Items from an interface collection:
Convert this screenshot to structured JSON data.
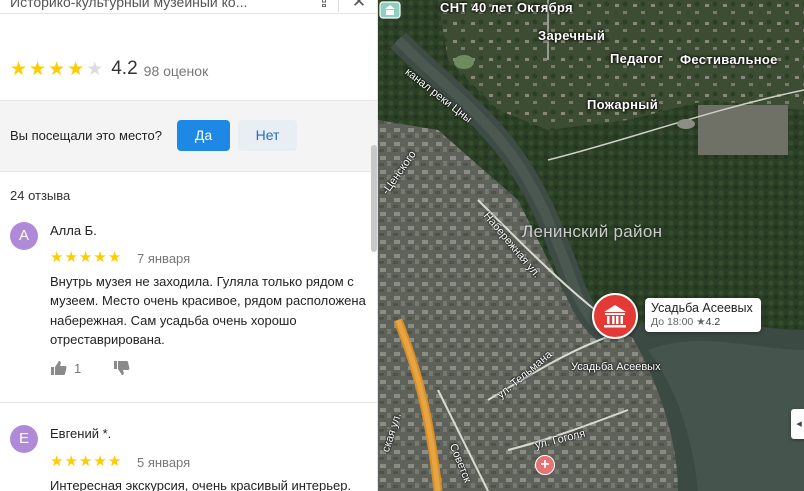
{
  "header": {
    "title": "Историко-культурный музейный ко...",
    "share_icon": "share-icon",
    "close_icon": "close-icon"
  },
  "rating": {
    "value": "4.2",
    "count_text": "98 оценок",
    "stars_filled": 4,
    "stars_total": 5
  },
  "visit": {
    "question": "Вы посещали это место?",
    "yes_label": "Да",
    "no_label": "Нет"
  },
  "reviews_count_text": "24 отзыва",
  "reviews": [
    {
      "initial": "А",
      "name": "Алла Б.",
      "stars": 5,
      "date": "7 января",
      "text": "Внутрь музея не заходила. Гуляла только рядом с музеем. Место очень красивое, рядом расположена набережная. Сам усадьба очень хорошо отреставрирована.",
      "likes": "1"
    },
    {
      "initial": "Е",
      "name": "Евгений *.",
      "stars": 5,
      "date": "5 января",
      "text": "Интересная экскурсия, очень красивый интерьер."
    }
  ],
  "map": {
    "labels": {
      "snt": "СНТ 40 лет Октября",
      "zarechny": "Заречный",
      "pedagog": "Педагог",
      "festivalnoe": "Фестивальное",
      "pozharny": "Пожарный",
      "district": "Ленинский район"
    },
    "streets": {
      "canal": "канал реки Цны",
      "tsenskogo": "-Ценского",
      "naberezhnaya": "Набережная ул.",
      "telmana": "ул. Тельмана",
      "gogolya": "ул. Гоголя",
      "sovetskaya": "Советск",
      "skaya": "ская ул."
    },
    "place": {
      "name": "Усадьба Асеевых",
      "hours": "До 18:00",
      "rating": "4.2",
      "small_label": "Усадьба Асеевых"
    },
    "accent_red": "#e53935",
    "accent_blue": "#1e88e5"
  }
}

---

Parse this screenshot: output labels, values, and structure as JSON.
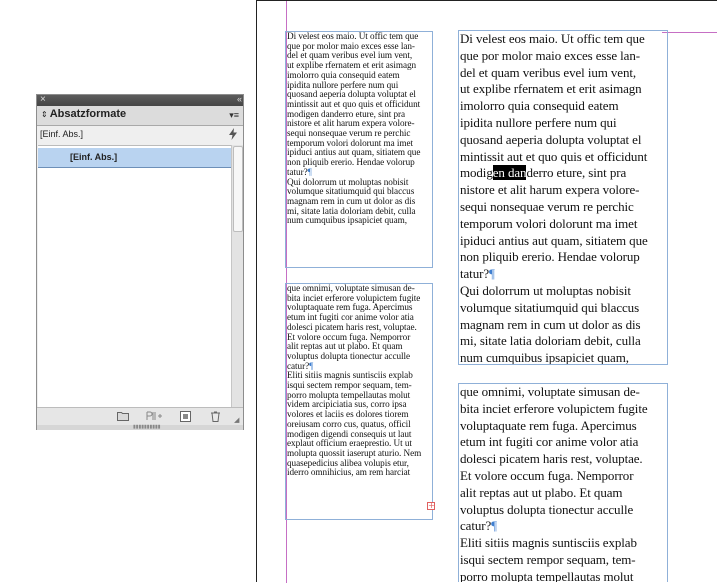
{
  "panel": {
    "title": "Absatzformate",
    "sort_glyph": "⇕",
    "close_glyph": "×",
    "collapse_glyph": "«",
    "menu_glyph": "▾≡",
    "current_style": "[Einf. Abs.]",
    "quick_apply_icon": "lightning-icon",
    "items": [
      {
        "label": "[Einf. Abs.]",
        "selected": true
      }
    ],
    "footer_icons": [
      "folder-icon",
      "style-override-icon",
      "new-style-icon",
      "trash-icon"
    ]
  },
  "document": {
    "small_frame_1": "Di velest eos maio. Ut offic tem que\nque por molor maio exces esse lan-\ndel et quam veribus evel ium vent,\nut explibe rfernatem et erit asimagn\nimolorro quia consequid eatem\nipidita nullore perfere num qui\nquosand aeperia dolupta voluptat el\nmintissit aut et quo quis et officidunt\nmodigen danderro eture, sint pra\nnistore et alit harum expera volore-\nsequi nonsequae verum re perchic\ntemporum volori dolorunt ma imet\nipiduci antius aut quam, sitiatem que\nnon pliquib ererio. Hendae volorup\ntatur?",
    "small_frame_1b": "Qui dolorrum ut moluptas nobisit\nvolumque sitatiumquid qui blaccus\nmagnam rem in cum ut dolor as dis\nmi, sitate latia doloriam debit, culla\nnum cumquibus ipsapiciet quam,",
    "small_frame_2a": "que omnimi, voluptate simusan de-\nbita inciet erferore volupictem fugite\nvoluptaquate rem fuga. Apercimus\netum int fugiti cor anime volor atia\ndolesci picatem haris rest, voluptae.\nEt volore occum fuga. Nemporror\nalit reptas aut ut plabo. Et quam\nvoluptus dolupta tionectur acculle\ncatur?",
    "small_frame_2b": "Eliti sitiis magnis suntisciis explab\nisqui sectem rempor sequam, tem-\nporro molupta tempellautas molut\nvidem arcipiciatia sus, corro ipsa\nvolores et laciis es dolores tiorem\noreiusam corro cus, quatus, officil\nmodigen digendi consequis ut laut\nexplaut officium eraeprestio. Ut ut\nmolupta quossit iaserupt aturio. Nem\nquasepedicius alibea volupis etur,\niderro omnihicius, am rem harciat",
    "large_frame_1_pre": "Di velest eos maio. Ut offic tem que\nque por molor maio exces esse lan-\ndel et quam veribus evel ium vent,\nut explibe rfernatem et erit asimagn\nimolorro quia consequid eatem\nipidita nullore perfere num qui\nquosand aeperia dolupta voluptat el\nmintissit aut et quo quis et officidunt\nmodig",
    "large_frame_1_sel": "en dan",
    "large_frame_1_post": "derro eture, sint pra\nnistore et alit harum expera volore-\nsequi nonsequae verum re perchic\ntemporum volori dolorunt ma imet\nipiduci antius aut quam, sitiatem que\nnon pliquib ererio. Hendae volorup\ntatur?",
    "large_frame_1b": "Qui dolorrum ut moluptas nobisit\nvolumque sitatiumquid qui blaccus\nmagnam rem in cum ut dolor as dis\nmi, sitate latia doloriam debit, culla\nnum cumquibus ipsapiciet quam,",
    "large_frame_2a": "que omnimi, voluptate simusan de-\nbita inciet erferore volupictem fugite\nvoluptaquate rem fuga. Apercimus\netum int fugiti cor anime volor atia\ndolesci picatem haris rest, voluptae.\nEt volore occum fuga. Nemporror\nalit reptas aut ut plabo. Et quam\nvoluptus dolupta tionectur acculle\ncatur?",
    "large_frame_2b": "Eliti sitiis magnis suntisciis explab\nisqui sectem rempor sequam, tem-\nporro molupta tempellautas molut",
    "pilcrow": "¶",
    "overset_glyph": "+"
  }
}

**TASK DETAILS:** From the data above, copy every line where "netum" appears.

**WRITTEN ANSWER:**
    "small_frame_2a": "que omnimi, voluptate simusan de-\nbita inciet erferore volupictem fugite\nvoluptaquate rem fuga. Apercimus\netum int fugiti cor anime volor atia\ndolesci picatem haris rest, voluptae.\nEt volore occum fuga. Nemporror\nalit reptas aut ut plabo. Et quam\nvoluptus dolupta tionectur acculle\ncatur?",
    "large_frame_2a": "que omnimi, voluptate simusan de-\nbita inciet erferore volupictem fugite\nvoluptaquate rem fuga. Apercimus\netum int fugiti cor anime volor atia\ndolesci picatem haris rest, voluptae.\nEt volore occum fuga. Nemporror\nalit reptas aut ut plabo. Et quam\nvoluptus dolupta tionectur acculle\ncatur?",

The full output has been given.